- Even Big Meat, never first to the innovation parties, have lumbered forward with Tyson, JBS, Cargill and Purdue all launching flexitarian and plant-based “meat” products within the past few months. This is a segment that Nestlé seems stubbornly trying to embrace. Initially, the company failed with the launch of plant-based meals Garden Gourmet but, stoically Swiss as ever, Nestlé is re-launching it and has the impetus of providing its product as McDonald’s Big Vegan Burger, and has revealed to the world the Awesome Burger under the Sweet Earth label. Slow but generally sure, Nestlé aim to reach $1bn in sales within a decade from plant based products.
What’s all this mean to the rest of us – from broad acre arable farmers through SMEs in food manufacturing and meal & snack solution delivery? Change in the food and beverage industry is constant, inexorable and is clearly accelerating. Businesses of all shapes and sizes should reacquaint themselves with The Boiled Frog fable. Irrespective of the relevance to you of the second anniversary of Amazon’s Whole Foods purchase, ask yourself “In the last 24 months, what have we done in our business both to improve our position vis-á-vis our competitors and our customers?”. Go on, make a list! And for your products and services, what’s the fastest growing routes to the consumer and are you in them?

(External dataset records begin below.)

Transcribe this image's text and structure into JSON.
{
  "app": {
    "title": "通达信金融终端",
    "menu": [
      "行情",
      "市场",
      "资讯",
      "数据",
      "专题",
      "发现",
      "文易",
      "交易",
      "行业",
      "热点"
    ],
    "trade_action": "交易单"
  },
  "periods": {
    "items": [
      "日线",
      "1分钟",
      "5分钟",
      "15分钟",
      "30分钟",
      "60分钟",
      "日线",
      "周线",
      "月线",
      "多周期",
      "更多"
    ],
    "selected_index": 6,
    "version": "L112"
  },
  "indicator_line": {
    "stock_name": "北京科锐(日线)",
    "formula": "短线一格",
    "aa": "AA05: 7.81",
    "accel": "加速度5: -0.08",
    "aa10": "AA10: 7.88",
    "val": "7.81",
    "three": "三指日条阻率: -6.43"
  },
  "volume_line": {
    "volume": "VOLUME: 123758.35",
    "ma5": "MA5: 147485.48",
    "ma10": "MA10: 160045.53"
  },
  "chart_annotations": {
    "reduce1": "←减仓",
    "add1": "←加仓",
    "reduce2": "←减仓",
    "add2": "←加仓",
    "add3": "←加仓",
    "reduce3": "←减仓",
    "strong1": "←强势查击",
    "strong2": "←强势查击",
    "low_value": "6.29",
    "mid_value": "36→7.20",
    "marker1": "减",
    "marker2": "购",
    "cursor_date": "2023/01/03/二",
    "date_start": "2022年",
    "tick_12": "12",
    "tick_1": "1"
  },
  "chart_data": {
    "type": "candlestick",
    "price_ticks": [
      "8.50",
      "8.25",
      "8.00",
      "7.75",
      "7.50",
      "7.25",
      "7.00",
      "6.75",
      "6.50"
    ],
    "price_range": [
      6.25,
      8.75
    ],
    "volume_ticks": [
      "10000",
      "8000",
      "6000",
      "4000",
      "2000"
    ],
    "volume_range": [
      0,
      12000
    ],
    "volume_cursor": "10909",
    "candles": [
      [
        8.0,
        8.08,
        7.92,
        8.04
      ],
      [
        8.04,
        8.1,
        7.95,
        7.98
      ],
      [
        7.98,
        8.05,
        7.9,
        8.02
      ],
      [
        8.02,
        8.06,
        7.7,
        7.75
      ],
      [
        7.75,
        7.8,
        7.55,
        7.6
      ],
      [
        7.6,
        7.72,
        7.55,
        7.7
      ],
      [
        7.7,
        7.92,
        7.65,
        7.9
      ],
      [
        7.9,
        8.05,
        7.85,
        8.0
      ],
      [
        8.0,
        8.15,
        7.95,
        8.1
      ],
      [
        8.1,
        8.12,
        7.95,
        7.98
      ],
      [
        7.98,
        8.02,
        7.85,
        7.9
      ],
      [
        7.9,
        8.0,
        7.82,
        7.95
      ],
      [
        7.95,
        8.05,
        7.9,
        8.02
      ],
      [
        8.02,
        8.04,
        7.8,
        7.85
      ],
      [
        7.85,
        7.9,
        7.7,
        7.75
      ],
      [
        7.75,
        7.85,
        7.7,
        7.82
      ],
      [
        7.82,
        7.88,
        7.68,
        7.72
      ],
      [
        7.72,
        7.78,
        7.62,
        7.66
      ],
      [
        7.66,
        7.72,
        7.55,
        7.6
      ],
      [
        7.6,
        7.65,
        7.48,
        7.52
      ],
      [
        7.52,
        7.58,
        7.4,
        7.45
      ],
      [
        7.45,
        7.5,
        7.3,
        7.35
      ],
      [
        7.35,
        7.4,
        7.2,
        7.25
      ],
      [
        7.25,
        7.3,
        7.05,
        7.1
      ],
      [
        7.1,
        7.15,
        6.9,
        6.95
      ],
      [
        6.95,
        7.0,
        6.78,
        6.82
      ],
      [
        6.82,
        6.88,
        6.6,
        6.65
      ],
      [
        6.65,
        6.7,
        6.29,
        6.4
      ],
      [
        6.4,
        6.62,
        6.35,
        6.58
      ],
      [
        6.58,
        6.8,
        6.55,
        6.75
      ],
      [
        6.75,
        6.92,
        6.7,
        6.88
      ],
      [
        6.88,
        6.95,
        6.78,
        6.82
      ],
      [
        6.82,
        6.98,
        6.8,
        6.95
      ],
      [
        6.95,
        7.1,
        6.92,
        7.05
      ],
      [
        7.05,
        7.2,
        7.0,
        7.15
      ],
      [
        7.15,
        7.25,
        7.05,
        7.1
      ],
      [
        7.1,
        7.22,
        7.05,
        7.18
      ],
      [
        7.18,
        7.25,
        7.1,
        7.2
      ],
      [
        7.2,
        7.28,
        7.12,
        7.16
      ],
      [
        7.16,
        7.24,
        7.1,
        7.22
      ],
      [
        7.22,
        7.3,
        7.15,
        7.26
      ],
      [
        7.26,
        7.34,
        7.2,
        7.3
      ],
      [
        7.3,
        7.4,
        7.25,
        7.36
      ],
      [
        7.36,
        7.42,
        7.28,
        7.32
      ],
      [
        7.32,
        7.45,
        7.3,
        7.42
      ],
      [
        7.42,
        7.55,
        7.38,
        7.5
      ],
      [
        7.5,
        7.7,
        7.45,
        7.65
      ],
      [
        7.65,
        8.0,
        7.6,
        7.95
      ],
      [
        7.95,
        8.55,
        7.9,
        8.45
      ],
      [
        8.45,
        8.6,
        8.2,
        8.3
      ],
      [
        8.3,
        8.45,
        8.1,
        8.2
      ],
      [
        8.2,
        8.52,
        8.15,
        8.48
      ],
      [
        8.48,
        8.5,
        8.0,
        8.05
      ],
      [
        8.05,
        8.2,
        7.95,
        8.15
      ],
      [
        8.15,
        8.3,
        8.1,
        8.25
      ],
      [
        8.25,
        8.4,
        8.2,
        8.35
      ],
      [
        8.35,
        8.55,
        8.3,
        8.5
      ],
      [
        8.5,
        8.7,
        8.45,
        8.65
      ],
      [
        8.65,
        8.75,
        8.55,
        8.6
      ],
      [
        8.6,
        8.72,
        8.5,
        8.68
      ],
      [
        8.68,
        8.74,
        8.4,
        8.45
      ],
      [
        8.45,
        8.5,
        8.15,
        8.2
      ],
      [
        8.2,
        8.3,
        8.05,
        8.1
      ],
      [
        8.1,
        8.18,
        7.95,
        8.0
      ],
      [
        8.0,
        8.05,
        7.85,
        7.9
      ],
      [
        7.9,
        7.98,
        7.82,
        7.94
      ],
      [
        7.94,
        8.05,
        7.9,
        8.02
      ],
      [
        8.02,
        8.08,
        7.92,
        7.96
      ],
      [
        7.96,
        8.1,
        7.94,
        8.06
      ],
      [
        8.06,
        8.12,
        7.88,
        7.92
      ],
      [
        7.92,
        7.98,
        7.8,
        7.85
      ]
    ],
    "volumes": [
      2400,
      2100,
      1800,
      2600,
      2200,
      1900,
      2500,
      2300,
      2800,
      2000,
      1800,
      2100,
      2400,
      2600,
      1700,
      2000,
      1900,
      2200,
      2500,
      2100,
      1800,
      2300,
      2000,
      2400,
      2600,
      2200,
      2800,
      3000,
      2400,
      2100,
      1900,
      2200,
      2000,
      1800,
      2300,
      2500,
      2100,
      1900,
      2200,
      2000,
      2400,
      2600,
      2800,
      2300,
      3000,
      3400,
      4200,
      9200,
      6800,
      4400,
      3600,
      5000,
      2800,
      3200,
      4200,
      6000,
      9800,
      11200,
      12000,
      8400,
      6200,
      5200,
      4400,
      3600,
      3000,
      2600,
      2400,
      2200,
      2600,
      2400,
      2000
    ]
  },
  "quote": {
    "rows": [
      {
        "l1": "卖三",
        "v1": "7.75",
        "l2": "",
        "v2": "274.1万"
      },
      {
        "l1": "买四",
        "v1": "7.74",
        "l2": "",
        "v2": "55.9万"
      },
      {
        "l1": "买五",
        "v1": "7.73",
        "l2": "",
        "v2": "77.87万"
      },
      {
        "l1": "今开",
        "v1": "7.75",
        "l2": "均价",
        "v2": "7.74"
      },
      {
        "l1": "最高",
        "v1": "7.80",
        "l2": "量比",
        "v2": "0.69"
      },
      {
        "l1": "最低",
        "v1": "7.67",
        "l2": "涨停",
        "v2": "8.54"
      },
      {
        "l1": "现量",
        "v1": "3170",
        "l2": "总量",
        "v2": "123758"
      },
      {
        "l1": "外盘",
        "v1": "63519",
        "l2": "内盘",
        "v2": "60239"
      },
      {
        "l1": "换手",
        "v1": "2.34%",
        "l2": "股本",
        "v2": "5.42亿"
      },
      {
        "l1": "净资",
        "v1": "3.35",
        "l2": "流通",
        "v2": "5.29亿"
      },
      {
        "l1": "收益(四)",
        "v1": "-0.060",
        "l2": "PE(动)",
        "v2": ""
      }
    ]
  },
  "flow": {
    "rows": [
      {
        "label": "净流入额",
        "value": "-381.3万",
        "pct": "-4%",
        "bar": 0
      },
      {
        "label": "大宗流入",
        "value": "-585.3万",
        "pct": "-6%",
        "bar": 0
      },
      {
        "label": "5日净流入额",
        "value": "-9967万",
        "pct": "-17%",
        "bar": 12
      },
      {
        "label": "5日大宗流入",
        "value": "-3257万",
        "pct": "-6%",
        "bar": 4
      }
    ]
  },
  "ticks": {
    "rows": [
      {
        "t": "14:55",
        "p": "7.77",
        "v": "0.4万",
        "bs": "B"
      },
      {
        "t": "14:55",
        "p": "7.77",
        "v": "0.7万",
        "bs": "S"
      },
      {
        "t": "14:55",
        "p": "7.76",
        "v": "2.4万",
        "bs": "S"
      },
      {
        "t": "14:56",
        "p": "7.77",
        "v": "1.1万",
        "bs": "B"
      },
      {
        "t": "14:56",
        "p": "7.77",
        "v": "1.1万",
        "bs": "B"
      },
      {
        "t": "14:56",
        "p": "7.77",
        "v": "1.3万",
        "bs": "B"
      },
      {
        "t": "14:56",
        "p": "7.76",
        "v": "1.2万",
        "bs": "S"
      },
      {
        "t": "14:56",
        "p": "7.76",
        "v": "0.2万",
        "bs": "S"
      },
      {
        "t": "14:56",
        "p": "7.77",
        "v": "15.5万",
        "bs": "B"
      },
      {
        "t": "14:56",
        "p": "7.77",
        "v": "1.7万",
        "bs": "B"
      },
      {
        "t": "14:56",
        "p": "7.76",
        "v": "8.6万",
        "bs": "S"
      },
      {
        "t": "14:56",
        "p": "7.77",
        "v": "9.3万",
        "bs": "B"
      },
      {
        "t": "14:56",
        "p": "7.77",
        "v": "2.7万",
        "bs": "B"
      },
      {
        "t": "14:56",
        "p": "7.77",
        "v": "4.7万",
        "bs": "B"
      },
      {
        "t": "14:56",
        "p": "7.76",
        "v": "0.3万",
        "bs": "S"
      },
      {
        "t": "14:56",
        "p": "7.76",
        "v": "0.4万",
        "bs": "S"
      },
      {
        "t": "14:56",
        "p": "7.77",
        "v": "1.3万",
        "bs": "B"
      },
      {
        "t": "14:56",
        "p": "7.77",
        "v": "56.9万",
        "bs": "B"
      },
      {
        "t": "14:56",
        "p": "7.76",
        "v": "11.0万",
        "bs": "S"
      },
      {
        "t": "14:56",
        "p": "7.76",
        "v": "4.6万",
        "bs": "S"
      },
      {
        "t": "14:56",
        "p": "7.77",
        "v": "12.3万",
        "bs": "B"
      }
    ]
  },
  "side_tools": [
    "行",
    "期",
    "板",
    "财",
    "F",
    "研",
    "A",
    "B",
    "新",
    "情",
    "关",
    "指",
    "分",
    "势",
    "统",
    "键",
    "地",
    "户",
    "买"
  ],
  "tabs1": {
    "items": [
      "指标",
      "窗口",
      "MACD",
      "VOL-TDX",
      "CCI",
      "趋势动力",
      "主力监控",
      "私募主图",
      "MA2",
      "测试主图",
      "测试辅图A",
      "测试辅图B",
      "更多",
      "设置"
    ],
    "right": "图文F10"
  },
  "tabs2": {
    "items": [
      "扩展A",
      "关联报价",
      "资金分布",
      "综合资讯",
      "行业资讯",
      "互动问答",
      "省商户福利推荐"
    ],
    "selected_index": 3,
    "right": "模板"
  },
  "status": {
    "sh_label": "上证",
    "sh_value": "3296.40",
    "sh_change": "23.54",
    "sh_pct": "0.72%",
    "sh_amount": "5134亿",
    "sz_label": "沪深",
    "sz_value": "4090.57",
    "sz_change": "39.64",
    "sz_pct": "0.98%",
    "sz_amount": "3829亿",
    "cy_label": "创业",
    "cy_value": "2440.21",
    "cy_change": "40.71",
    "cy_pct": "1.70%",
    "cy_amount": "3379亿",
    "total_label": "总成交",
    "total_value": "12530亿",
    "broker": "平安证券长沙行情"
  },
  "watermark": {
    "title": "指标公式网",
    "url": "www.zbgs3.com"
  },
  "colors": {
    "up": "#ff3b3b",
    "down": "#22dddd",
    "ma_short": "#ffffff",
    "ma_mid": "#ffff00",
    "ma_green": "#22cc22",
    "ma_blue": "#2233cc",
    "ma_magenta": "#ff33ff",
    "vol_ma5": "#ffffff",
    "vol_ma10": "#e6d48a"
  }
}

We started the blog talking about Amazon’s acquisition of Whole Foods and the tremor that this caused through global retailing. Two years on, the Whole Foods Division is the slow poke of the Amazon Empire (+2% p.a. revenue growth) dragging down overall corporate growth to a miserly 18%! Bricks & mortar grocery retailing is not in the stratospheric arena of cloud computing in which Amazon excels. Kroger – America’s Number 2 grocer – slipped backwards in sales last year. Since buying Whole Foods (and not because of), Amazon’s stock price has close to double, whilst Kroger has lurched to and fro and, currently, has scraped a 6% gain over its June 2017 price. It’s tough trucking in grocery retailing and that’s one of the reasons, dear readers, to put it delicately that big supermarket chains are such difficult entities to deal with!